> What you should do
Only a number is wanted here: the count of lines in the entries below that include the word "article".

Records drawn from a dataset:
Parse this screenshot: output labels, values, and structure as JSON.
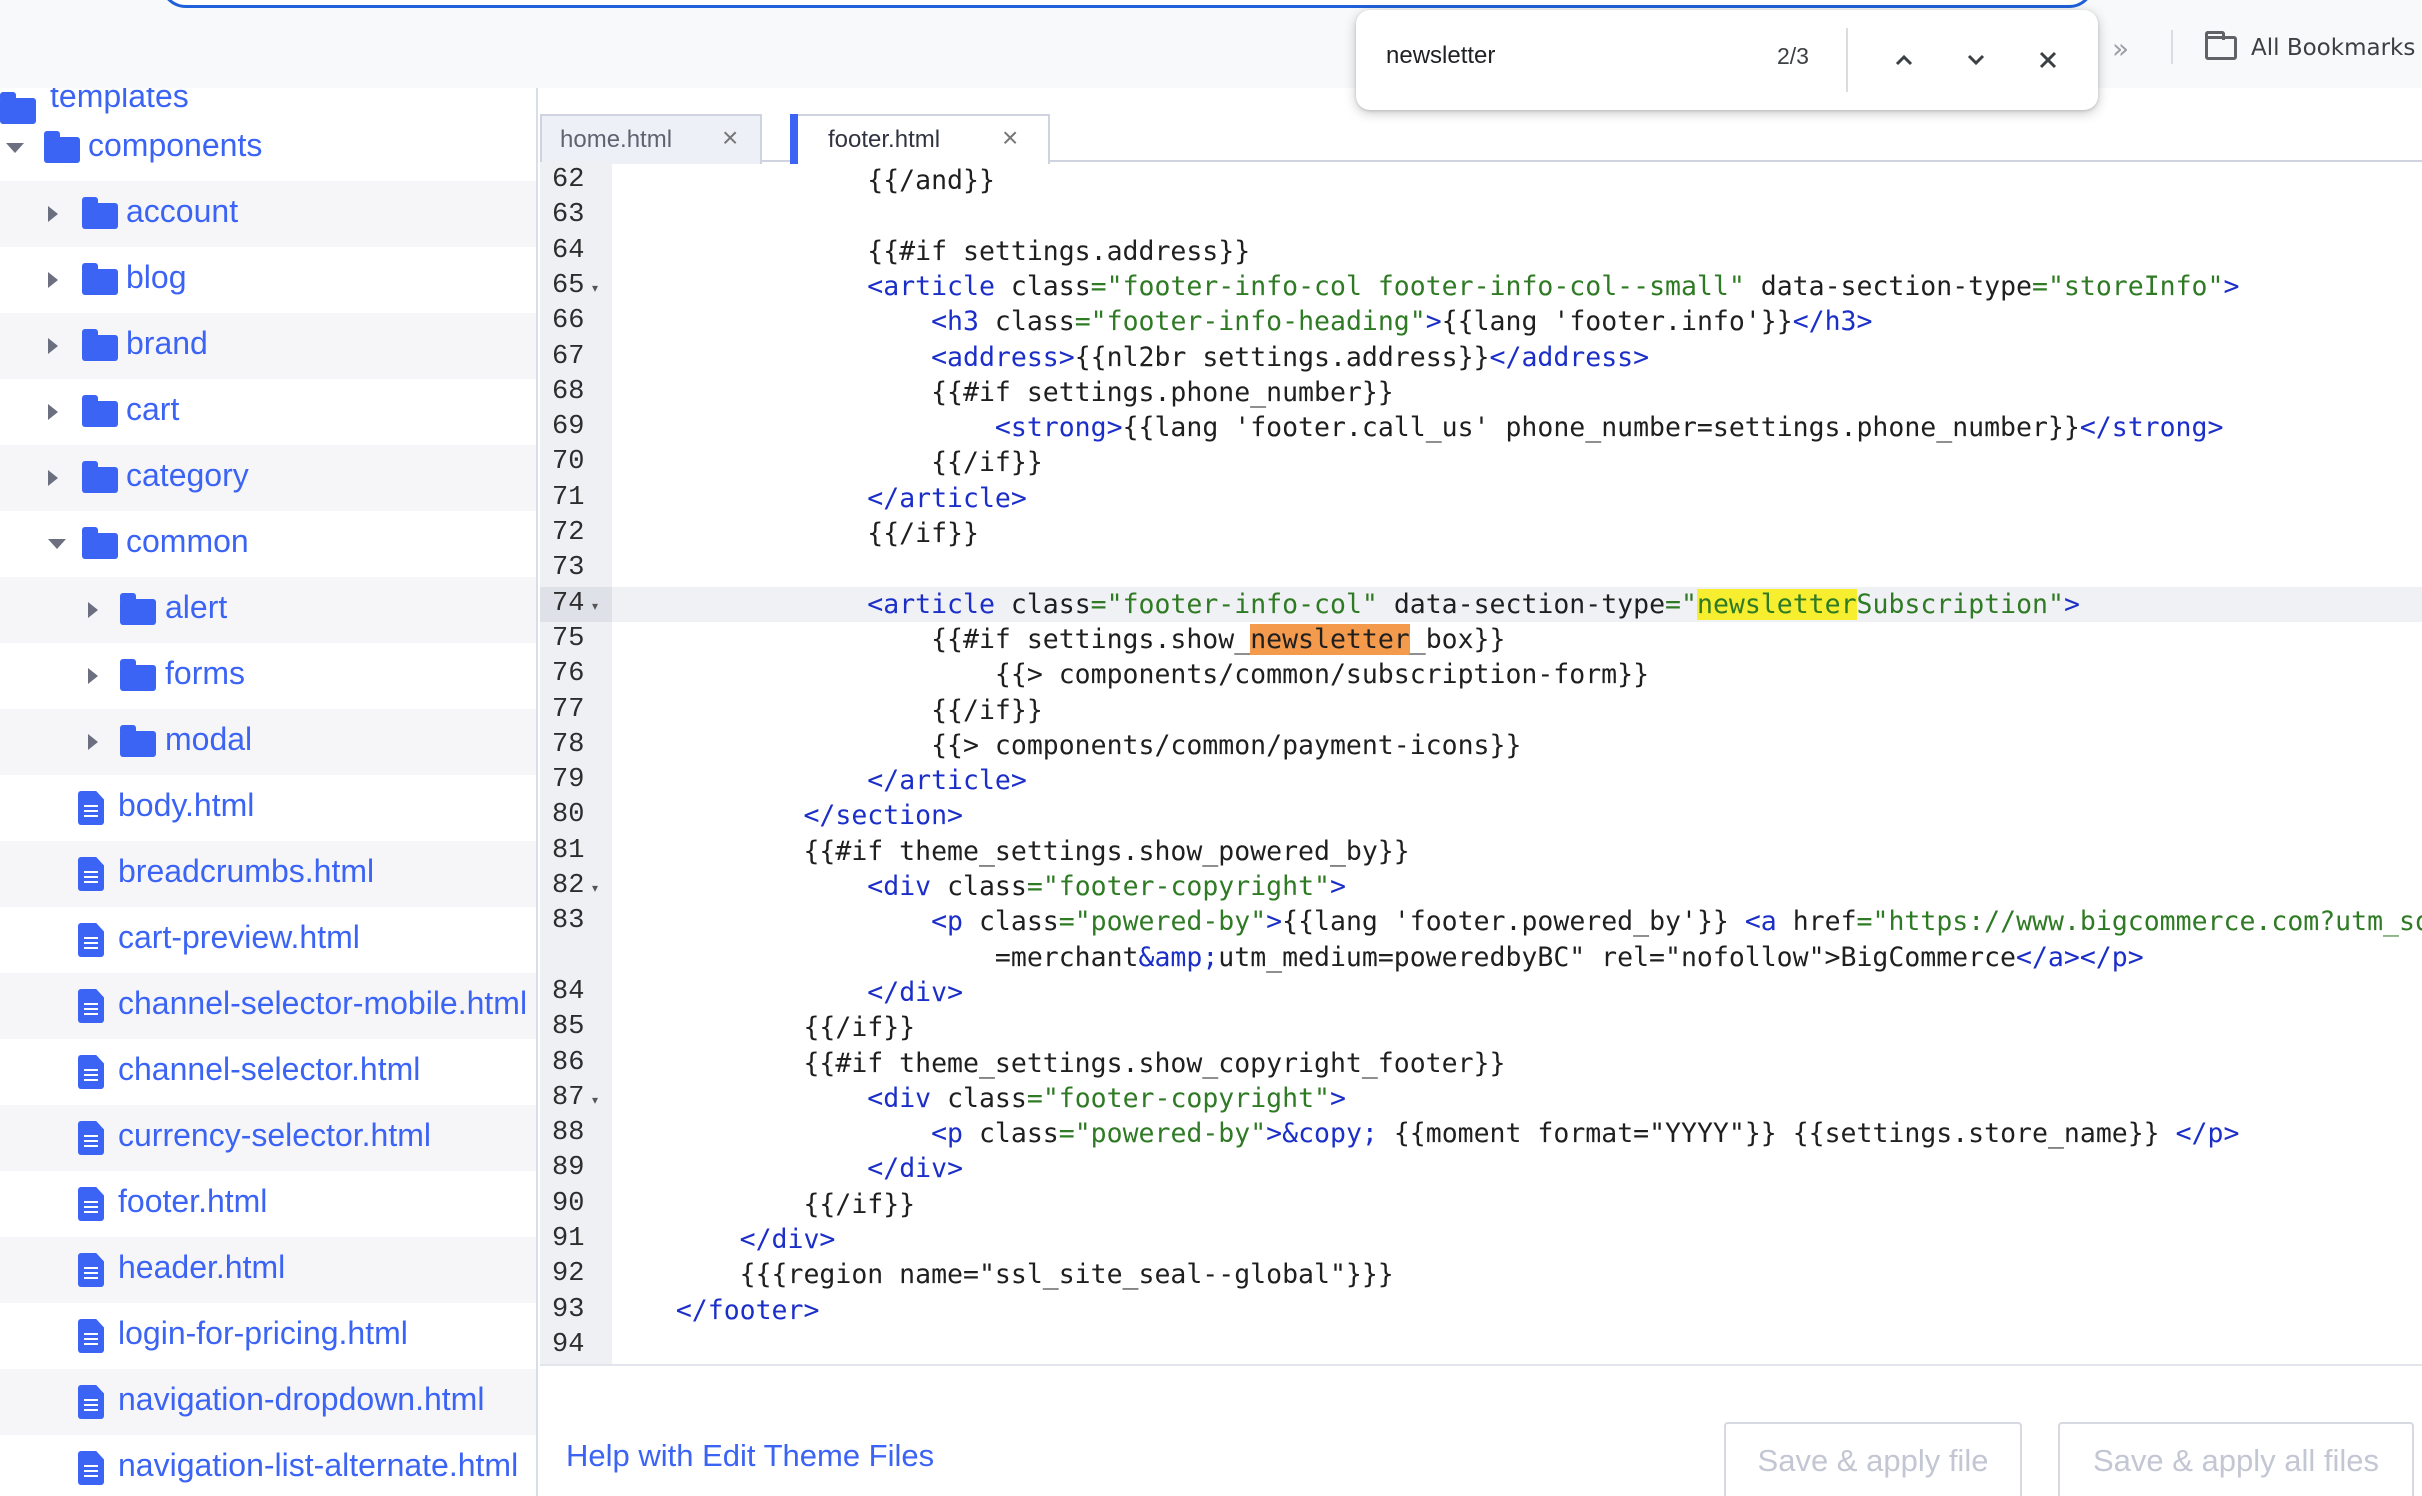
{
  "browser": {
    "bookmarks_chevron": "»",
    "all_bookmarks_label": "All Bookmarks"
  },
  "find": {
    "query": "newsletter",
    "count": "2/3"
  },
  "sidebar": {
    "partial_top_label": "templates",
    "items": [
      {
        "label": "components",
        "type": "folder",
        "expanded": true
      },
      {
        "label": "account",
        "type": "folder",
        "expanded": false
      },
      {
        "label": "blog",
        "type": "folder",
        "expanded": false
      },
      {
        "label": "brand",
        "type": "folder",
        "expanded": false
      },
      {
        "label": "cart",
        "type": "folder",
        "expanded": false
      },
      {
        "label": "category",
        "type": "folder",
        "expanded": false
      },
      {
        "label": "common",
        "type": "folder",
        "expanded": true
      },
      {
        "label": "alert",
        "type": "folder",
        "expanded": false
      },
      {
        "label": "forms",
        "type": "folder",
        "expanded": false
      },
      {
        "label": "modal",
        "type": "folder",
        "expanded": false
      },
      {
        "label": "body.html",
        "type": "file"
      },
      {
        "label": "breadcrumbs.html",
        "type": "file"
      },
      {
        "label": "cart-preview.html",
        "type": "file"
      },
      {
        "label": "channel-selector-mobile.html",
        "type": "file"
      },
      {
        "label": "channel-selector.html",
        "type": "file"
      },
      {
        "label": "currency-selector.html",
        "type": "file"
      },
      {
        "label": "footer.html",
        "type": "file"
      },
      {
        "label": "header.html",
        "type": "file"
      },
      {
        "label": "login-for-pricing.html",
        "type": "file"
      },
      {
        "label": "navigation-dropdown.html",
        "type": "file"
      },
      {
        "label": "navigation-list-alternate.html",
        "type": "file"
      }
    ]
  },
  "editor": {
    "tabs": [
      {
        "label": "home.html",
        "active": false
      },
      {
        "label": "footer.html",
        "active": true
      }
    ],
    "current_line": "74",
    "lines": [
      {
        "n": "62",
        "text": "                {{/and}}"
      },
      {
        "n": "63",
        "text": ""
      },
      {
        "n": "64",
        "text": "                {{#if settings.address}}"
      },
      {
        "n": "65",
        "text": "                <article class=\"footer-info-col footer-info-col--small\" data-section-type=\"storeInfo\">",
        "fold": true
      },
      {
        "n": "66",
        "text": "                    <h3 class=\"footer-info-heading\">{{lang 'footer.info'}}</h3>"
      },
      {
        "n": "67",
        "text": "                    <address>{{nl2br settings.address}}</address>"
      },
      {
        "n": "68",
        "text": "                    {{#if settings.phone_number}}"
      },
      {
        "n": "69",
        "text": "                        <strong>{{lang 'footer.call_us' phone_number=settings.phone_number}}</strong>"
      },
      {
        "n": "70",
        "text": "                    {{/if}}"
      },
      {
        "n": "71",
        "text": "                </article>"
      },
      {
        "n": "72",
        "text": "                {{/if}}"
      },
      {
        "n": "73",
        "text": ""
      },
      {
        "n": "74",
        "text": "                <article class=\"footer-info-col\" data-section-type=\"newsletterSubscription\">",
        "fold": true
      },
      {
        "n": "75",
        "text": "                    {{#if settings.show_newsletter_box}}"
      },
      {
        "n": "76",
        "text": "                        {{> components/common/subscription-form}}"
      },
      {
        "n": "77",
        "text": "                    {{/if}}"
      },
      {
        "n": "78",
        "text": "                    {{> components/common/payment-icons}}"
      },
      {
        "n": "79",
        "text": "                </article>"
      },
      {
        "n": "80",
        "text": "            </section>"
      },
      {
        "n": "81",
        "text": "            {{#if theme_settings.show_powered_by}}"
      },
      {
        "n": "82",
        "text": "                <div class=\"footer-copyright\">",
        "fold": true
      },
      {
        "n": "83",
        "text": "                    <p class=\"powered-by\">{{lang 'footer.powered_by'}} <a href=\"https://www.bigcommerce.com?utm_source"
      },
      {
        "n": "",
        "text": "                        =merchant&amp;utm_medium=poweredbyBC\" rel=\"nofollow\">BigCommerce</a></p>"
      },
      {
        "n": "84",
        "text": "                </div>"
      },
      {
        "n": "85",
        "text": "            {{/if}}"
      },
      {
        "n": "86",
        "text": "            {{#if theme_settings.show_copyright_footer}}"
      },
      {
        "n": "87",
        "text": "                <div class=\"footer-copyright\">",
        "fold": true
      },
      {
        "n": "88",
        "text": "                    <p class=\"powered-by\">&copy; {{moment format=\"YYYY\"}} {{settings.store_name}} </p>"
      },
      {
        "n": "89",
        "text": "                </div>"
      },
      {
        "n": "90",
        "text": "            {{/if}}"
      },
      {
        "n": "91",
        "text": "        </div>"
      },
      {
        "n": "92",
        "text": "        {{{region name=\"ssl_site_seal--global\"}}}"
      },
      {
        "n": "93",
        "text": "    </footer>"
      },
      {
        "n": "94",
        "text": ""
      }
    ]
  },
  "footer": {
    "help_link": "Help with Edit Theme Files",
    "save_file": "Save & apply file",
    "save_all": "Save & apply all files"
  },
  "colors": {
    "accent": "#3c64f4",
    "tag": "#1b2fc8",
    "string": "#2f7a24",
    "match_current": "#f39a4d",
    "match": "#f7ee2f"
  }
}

> Written response
4